>>>>
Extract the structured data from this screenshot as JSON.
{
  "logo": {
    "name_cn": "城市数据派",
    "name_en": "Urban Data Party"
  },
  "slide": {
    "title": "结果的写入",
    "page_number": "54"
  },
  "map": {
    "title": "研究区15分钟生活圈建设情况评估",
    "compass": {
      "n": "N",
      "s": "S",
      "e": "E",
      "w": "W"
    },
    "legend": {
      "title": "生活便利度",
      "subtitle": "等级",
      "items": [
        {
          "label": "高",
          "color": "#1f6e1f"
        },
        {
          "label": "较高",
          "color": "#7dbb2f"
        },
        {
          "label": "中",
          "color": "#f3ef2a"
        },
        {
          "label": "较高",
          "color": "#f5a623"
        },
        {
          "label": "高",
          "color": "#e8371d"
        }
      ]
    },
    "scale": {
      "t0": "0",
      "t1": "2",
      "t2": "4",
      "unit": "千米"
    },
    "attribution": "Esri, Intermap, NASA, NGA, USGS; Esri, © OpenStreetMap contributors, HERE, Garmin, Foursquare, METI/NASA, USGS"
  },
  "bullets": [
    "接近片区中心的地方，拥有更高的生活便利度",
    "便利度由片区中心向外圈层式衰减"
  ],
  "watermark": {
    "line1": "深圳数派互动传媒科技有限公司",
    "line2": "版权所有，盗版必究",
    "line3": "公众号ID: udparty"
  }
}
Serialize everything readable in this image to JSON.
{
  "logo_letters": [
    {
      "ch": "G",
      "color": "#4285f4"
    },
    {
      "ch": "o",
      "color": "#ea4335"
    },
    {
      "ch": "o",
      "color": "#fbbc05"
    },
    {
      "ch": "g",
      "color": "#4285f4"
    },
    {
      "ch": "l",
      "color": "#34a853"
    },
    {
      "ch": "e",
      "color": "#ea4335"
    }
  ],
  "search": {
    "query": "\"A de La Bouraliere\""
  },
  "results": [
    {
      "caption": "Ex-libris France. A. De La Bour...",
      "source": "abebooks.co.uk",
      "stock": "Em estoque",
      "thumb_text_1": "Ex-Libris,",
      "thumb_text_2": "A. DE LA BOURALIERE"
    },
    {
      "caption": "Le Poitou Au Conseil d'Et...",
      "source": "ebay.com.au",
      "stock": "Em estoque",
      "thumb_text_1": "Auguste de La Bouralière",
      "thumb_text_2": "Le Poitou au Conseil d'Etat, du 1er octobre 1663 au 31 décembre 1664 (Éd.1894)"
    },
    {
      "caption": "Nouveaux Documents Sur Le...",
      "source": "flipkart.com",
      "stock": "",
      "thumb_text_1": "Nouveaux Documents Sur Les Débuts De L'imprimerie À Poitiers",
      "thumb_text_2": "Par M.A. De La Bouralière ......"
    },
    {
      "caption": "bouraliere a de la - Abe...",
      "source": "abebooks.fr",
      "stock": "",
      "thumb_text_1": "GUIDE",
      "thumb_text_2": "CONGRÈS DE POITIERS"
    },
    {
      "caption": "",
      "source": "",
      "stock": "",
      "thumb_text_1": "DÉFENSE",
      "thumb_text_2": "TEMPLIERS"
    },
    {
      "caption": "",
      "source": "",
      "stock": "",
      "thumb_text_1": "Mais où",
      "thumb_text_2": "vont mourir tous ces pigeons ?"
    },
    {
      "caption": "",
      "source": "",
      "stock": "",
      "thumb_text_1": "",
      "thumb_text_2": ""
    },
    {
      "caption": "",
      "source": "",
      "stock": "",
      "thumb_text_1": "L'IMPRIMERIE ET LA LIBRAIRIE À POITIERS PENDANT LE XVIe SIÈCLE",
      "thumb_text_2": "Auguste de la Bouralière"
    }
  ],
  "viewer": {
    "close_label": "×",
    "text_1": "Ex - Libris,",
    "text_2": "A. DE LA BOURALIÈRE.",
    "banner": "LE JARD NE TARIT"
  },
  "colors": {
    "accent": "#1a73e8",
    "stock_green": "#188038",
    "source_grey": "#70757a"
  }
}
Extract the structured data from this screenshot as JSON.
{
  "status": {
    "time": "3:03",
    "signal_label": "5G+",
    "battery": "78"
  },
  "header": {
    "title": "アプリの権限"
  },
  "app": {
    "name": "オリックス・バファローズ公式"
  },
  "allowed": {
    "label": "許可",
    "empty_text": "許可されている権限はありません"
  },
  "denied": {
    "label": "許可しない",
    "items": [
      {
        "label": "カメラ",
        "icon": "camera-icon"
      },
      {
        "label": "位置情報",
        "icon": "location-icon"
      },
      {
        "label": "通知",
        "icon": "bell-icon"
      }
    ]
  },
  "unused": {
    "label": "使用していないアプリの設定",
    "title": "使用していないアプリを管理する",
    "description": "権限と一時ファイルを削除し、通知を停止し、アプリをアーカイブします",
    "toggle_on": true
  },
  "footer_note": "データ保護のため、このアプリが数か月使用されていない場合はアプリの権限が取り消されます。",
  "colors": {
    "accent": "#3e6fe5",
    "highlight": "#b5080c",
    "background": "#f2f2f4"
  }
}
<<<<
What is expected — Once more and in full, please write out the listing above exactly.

Result for this exercise —
Extract the structured data from this screenshot as JSON.
{
  "logo": {
    "name_cn": "城市数据派",
    "name_en": "Urban Data Party"
  },
  "slide": {
    "title": "结果的写入",
    "page_number": "54"
  },
  "map": {
    "title": "研究区15分钟生活圈建设情况评估",
    "compass": {
      "n": "N",
      "s": "S",
      "e": "E",
      "w": "W"
    },
    "legend": {
      "title": "生活便利度",
      "subtitle": "等级",
      "items": [
        {
          "label": "高",
          "color": "#1f6e1f"
        },
        {
          "label": "较高",
          "color": "#7dbb2f"
        },
        {
          "label": "中",
          "color": "#f3ef2a"
        },
        {
          "label": "较高",
          "color": "#f5a623"
        },
        {
          "label": "高",
          "color": "#e8371d"
        }
      ]
    },
    "scale": {
      "t0": "0",
      "t1": "2",
      "t2": "4",
      "unit": "千米"
    },
    "attribution": "Esri, Intermap, NASA, NGA, USGS; Esri, © OpenStreetMap contributors, HERE, Garmin, Foursquare, METI/NASA, USGS"
  },
  "bullets": [
    "接近片区中心的地方，拥有更高的生活便利度",
    "便利度由片区中心向外圈层式衰减"
  ],
  "watermark": {
    "line1": "深圳数派互动传媒科技有限公司",
    "line2": "版权所有，盗版必究",
    "line3": "公众号ID: udparty"
  }
}
Serialize everything readable in this image to JSON.
{
  "logo_letters": [
    {
      "ch": "G",
      "color": "#4285f4"
    },
    {
      "ch": "o",
      "color": "#ea4335"
    },
    {
      "ch": "o",
      "color": "#fbbc05"
    },
    {
      "ch": "g",
      "color": "#4285f4"
    },
    {
      "ch": "l",
      "color": "#34a853"
    },
    {
      "ch": "e",
      "color": "#ea4335"
    }
  ],
  "search": {
    "query": "\"A de La Bouraliere\""
  },
  "results": [
    {
      "caption": "Ex-libris France. A. De La Bour...",
      "source": "abebooks.co.uk",
      "stock": "Em estoque",
      "thumb_text_1": "Ex-Libris,",
      "thumb_text_2": "A. DE LA BOURALIERE"
    },
    {
      "caption": "Le Poitou Au Conseil d'Et...",
      "source": "ebay.com.au",
      "stock": "Em estoque",
      "thumb_text_1": "Auguste de La Bouralière",
      "thumb_text_2": "Le Poitou au Conseil d'Etat, du 1er octobre 1663 au 31 décembre 1664 (Éd.1894)"
    },
    {
      "caption": "Nouveaux Documents Sur Le...",
      "source": "flipkart.com",
      "stock": "",
      "thumb_text_1": "Nouveaux Documents Sur Les Débuts De L'imprimerie À Poitiers",
      "thumb_text_2": "Par M.A. De La Bouralière ......"
    },
    {
      "caption": "bouraliere a de la - Abe...",
      "source": "abebooks.fr",
      "stock": "",
      "thumb_text_1": "GUIDE",
      "thumb_text_2": "CONGRÈS DE POITIERS"
    },
    {
      "caption": "",
      "source": "",
      "stock": "",
      "thumb_text_1": "DÉFENSE",
      "thumb_text_2": "TEMPLIERS"
    },
    {
      "caption": "",
      "source": "",
      "stock": "",
      "thumb_text_1": "Mais où",
      "thumb_text_2": "vont mourir tous ces pigeons ?"
    },
    {
      "caption": "",
      "source": "",
      "stock": "",
      "thumb_text_1": "",
      "thumb_text_2": ""
    },
    {
      "caption": "",
      "source": "",
      "stock": "",
      "thumb_text_1": "L'IMPRIMERIE ET LA LIBRAIRIE À POITIERS PENDANT LE XVIe SIÈCLE",
      "thumb_text_2": "Auguste de la Bouralière"
    }
  ],
  "viewer": {
    "close_label": "×",
    "text_1": "Ex - Libris,",
    "text_2": "A. DE LA BOURALIÈRE.",
    "banner": "LE JARD NE TARIT"
  },
  "colors": {
    "accent": "#1a73e8",
    "stock_green": "#188038",
    "source_grey": "#70757a"
  }
}
Extract the structured data from this screenshot as JSON.
{
  "status": {
    "time": "3:03",
    "signal_label": "5G+",
    "battery": "78"
  },
  "header": {
    "title": "アプリの権限"
  },
  "app": {
    "name": "オリックス・バファローズ公式"
  },
  "allowed": {
    "label": "許可",
    "empty_text": "許可されている権限はありません"
  },
  "denied": {
    "label": "許可しない",
    "items": [
      {
        "label": "カメラ",
        "icon": "camera-icon"
      },
      {
        "label": "位置情報",
        "icon": "location-icon"
      },
      {
        "label": "通知",
        "icon": "bell-icon"
      }
    ]
  },
  "unused": {
    "label": "使用していないアプリの設定",
    "title": "使用していないアプリを管理する",
    "description": "権限と一時ファイルを削除し、通知を停止し、アプリをアーカイブします",
    "toggle_on": true
  },
  "footer_note": "データ保護のため、このアプリが数か月使用されていない場合はアプリの権限が取り消されます。",
  "colors": {
    "accent": "#3e6fe5",
    "highlight": "#b5080c",
    "background": "#f2f2f4"
  }
}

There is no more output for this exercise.